As the immediate and longer-term impacts of extreme weather events become increasingly unpredictable, organizations need to find new ways to build resilience. This is especially true for energy procurement and sustainability, as risk management becomes a central variable in decision-making at the leadership level. The business imperative to not only align behind an agreed-upon risk management strategy but then to adapt that strategy in real-time while remaining aligned is becoming even more difficult.
Investors and customers alike recognize the undeniable effects of climate change and extreme weather events. And external pressures to drive change can no longer be ignored. Global warming that leads to resource scarcity is a major global threat as environmental changes inevitably affect some facet of every business’s operations.
What’s the risk?
Global warming, extreme weather events, and resource scarcity trends are interconnected. They combine to amplify risks for future food, water and energy demands. Consider:
- Extreme weather caused by climate change impacts the seasonal availability of water and intensifies both flood cycles and droughts. This, in turn, reduces agricultural productivity and causes global food production to decrease by 2% for every decade of warming.
- Meanwhile, at the other end of the spectrum, intense flooding cycles – recall the devastating floods we’ve witnessed very recently in parts of Europe and Asia – lead to near-incalculable loss of property, productivity, and - more importantly - significant loss of human life.
- The energy needs and costs of raw material extraction are becoming more acute. Consequently, price volatility levels for metals, food, and non-food agricultural output in the first decade of the 21st century were higher than any single decade in the 20th century.
These pressures are set to intensify over the decade as the impacts from global warming and resource scarcity increase, and the demand for food, water, and energy grows. Investors and consumers are also demanding more transparency from companies. Global asset manager Aviva Investors recently warned more than 1,000 companies that they face shareholder backlash if they fail to publicly disclose the risks climate change poses to their business models. And Blackrock has consistently urged in its annual letter to CEOs that companies must assess, act on, and consistently disclose climate-related risks to better inform investor decision-making.
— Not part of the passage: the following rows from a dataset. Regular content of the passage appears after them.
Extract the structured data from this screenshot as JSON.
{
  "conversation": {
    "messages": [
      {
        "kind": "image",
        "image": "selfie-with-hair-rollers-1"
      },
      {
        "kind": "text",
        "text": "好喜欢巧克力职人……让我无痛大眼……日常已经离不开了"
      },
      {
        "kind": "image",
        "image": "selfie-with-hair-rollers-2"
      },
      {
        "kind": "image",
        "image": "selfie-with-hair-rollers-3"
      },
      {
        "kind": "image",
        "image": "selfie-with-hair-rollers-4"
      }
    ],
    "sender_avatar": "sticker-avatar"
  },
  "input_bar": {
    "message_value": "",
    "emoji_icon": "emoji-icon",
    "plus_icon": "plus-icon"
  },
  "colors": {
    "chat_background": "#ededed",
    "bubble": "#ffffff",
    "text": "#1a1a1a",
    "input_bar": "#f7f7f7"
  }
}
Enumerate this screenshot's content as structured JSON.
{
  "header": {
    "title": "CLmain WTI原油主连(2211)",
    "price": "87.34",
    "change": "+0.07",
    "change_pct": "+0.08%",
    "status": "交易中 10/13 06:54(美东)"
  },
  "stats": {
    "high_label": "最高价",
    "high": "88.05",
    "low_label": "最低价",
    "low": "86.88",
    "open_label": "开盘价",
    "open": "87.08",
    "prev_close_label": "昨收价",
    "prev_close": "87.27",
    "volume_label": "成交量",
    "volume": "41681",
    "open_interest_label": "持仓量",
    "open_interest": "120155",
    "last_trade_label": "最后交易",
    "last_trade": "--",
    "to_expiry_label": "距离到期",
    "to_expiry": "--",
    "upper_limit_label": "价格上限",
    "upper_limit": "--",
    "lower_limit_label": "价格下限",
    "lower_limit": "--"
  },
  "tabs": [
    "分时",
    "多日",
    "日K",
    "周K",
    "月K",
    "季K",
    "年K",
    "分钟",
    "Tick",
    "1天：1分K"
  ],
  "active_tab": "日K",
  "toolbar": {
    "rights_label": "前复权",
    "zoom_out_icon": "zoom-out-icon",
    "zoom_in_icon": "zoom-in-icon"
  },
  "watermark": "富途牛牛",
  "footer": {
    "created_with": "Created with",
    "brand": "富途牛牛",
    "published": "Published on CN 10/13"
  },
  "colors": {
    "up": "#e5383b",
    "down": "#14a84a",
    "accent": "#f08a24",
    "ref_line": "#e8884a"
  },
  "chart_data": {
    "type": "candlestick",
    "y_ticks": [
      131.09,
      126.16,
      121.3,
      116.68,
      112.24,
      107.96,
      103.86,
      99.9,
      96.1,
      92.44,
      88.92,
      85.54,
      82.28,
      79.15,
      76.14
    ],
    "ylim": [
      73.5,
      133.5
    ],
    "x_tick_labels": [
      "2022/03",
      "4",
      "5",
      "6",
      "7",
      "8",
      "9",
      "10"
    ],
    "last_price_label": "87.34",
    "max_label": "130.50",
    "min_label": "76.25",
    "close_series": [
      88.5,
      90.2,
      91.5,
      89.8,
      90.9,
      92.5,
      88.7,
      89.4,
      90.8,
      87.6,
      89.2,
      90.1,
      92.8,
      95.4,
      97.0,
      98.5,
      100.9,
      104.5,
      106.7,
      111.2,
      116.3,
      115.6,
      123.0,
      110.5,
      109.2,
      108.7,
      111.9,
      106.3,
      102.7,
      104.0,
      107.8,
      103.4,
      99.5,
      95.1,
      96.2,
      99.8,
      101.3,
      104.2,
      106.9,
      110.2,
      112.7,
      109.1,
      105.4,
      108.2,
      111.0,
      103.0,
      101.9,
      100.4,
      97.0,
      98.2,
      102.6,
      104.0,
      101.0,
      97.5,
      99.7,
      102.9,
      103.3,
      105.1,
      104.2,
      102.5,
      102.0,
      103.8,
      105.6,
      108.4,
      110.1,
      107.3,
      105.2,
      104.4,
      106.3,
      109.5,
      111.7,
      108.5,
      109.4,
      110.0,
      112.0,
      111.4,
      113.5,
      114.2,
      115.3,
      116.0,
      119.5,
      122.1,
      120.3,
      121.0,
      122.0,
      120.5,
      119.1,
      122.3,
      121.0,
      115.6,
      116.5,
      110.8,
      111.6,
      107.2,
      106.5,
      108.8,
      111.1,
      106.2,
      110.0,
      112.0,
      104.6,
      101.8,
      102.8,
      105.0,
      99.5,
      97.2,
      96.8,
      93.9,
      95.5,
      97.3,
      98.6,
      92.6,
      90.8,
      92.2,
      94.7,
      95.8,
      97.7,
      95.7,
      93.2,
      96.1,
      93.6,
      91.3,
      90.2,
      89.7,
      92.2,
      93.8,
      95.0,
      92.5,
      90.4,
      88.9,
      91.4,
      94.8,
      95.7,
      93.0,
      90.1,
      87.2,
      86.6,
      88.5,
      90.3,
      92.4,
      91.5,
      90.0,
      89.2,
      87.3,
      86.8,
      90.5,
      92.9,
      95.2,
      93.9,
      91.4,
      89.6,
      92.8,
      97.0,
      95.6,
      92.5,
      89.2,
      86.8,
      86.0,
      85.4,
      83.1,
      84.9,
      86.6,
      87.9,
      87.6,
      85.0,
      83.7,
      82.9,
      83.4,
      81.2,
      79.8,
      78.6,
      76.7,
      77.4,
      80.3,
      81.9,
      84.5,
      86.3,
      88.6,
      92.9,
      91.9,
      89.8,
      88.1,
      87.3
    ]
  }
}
What’s the impact?
Global warming and resource scarcity will affect companies in many ways:
- Physical impacts, such as an increase in raw material costs, energy price spikes, resource scarcity, or asset damage caused by extreme weather often carry direct financial implications that can be significant. These impacts can also affect company employees and consumers, because of the potential for loss of life or property from fires and floods, or through increased rates of disease.
- Systemic impacts, such as required changes in governance, policies, technology, regulations, organizational design, organizational purpose, or the marketplace to address climate change mitigation and adaptation.
- Behavioral impacts, such as changes in consumer demand and buying behavior, employee and community health and well-being, and population fluctuations caused by human migration.
What’s the solution?
There are pragmatic, tangible strategies organizations can deploy, such as scenario modeling, to help evaluate climate-related risks across the value chain. The Task Force on Climate-related Financial Disclosures (TCFD) has developed a framework to help organizations identify and disclose those risks that are most material to their business.
TCFD recommendations have already been integrated into the CDP climate questionnaires, and companies that disclose to CDP will be expected to respond. These questions include new examinations of the resilience of an organization in different climate-related scenarios, including a “2 degrees Celsius or lower” scenario.
Recommendations to build resilience against the effects of climate change and resource scarcity:
- Aspire to align energy efficiency, sustainability, and energy supply goals, as well as data collection and strategies to increase collaboration across teams.
- Implement strategies within your organization that create flexibility from or provide insulation to market volatility generated by extreme weather events.
- Make sustainability core to business strategy and reduce global resource consumption by:
- Implementing efficiency measures and software to maximize and measure reductions in resource consumption.
- Committing to, and implementing, a carbon reduction target through the Science-Based Targets Initiative.
- Actively disclosing emissions and water consumption data to CDP.
- Setting an aggressive target for renewable energy purchasing, such as 100% renewable electricity, and using large-scale procurement to rapidly advance towards this goal.
- Integrating circular economy practices that reduce waste and maximize use of raw materials.
- Exploring DERs, such as battery storage, CHP, and microgrids to increase power resiliency.
- Use climate scenarios like the ones supported by TCFD, such as IEA’s Sustainable Development Scenario, to identify potential impacts to business operations and financial planning and prepare responses to possible futures. Of note: TCFD recommendations are now incorporated in the credit scores of S&P Global Ratings.
- Watch changing legislation in global markets.